Not necessarily. Using dating apps as a distraction – to swipe through endless profiles – can work against you and delay the healing process after a break-up. As a writer for website Bustle described it: “An unexpected match with an attractive guy would briefly pull me out from under the cloud of sadness, and it validated my future dating potential in the most superficial way possible. At the time, I knew that it was wrong for the approval of random strangers to mean more to me than the unconditional support from my friends and family, but I didn't want to stop swiping: the next match could always be better than the last…After the fleeting glow from a witty text exchange faded, the positive feelings about myself did, too.”

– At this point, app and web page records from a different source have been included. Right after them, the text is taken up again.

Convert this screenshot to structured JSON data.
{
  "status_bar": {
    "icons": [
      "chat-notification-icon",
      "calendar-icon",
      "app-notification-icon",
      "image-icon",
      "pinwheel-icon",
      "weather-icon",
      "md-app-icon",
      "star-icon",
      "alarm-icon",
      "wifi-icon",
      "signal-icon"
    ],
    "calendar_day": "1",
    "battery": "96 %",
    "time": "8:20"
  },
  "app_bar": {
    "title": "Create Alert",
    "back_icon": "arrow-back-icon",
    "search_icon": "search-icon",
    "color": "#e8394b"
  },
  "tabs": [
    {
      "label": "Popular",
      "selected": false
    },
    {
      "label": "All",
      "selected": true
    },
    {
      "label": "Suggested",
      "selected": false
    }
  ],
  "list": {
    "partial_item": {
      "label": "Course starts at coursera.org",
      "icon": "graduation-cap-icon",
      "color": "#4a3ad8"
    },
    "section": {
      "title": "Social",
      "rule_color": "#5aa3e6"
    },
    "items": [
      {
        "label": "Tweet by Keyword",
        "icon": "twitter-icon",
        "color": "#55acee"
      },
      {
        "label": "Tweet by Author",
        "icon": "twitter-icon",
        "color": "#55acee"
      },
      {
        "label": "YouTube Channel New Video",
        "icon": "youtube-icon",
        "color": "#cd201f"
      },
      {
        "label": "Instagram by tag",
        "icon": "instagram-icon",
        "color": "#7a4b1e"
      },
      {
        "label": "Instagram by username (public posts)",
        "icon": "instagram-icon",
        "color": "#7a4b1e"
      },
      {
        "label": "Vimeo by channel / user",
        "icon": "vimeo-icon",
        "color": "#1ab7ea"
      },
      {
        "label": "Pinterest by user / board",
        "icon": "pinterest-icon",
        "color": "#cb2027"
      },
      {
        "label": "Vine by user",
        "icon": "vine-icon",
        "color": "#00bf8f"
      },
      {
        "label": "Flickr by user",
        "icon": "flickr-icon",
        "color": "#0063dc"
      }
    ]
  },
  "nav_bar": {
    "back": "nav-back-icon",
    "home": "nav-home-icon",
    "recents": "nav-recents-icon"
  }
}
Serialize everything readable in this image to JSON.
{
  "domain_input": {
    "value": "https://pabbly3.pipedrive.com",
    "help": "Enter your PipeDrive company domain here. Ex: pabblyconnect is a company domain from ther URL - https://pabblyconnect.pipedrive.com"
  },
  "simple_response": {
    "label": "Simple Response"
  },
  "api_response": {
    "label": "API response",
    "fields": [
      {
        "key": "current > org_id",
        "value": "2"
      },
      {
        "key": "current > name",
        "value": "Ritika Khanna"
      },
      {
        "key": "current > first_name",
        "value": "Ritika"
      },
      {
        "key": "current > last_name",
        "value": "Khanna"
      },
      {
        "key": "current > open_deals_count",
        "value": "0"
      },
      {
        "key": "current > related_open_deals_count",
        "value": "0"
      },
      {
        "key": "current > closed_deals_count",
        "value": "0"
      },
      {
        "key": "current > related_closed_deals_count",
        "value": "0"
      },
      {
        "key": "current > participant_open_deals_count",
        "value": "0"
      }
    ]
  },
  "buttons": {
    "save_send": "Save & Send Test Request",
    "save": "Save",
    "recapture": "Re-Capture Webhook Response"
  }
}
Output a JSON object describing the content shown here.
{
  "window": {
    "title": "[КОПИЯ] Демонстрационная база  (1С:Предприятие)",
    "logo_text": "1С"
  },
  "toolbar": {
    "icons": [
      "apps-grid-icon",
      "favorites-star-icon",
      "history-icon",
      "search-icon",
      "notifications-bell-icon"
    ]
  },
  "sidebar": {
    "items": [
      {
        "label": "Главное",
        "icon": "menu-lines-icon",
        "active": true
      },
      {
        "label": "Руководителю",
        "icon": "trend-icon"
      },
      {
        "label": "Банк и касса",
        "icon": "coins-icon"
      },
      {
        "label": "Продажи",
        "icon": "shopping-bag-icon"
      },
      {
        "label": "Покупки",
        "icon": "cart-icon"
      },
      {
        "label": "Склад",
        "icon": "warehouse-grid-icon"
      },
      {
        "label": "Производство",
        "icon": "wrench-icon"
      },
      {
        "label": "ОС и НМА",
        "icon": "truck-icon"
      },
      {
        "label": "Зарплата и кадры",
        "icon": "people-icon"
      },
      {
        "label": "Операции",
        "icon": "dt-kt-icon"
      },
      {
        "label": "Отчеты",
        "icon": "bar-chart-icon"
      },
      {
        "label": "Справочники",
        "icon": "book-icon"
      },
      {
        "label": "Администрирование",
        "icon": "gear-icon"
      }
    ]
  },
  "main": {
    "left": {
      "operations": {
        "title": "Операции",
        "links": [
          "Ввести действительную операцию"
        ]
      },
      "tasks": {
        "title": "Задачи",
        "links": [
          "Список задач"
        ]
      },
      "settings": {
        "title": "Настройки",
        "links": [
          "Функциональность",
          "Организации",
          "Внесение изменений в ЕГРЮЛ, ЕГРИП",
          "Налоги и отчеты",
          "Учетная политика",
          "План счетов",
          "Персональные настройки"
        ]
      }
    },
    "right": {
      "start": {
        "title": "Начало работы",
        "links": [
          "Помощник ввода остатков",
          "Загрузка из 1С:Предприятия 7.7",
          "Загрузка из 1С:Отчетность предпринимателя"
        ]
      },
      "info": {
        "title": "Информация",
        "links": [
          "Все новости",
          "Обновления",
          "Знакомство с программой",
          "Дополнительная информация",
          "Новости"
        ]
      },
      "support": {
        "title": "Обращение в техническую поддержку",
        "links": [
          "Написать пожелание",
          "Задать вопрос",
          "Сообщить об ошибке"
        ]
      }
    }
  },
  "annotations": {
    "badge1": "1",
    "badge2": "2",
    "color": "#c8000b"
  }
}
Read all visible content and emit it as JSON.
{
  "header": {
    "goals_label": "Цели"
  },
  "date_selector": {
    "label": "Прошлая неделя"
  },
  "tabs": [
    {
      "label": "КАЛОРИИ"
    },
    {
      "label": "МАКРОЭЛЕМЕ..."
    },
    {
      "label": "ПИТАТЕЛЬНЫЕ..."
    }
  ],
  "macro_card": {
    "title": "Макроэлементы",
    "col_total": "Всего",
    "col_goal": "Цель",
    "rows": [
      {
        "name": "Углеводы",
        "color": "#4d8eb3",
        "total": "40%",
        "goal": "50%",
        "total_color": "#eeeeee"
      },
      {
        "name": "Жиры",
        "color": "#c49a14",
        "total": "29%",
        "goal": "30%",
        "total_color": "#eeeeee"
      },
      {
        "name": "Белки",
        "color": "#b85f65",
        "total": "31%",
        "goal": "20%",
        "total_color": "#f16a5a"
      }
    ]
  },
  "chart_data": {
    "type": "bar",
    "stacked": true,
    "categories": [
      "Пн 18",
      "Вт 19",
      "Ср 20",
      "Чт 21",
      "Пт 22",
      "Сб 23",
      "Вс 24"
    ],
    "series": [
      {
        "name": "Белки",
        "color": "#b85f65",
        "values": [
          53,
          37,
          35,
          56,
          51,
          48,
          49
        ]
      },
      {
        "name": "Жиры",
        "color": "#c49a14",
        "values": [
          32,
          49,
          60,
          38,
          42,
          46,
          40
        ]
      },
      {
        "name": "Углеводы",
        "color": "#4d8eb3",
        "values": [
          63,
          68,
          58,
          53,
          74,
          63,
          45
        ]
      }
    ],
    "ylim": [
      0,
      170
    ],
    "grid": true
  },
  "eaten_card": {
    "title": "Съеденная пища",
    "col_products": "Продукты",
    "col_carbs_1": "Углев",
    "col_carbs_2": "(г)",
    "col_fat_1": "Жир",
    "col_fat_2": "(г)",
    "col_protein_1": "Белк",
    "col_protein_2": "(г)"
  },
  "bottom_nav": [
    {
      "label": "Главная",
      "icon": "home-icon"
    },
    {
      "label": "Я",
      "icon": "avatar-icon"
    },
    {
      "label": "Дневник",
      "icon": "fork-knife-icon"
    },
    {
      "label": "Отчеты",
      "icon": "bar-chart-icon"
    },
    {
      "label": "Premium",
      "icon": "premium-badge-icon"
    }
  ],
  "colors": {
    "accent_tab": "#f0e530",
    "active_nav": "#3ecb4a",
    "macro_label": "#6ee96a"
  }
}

Distracting ourselves isn’t always the best thing for getting over a break-up. Healing is a process – it’s good to feel your emotions and come to terms with your broken heart. Healthy transformation comes from this process of sitting with pain so we can let go and move on. Distraction only serves to delay our healing.

Don’t get me wrong – it’s good to throw yourself into something healthy, like joining a new running group or growing that garden you always wanted. But when you try and ignore your feelings, opting for quick fixes like the rush from swiping through a dating app, it can backfire.

The “high” you feel from superficial interaction is fleeting, and can leave you feeling worse than you did before – and more likely to swipe. In fact, swiping can become a validation exercise, rather than a healthy way to meet dates. You don’t want to confuse the app itself with your ability to connect with people.

Our self worth doesn’t come from how many matches or messages we get, or how many opportunities we have to meet new people. We have to feel grounded in ourselves – confident in our abilities, independence, and worthiness – rather than dependent on what others think – especially random strangers over text.

So next time you are tempted to login to Tinder after a break-up because you are in desperate need of distraction or validation, call your friend and go out for dinner instead. You’ll be happier and healthier in the long run.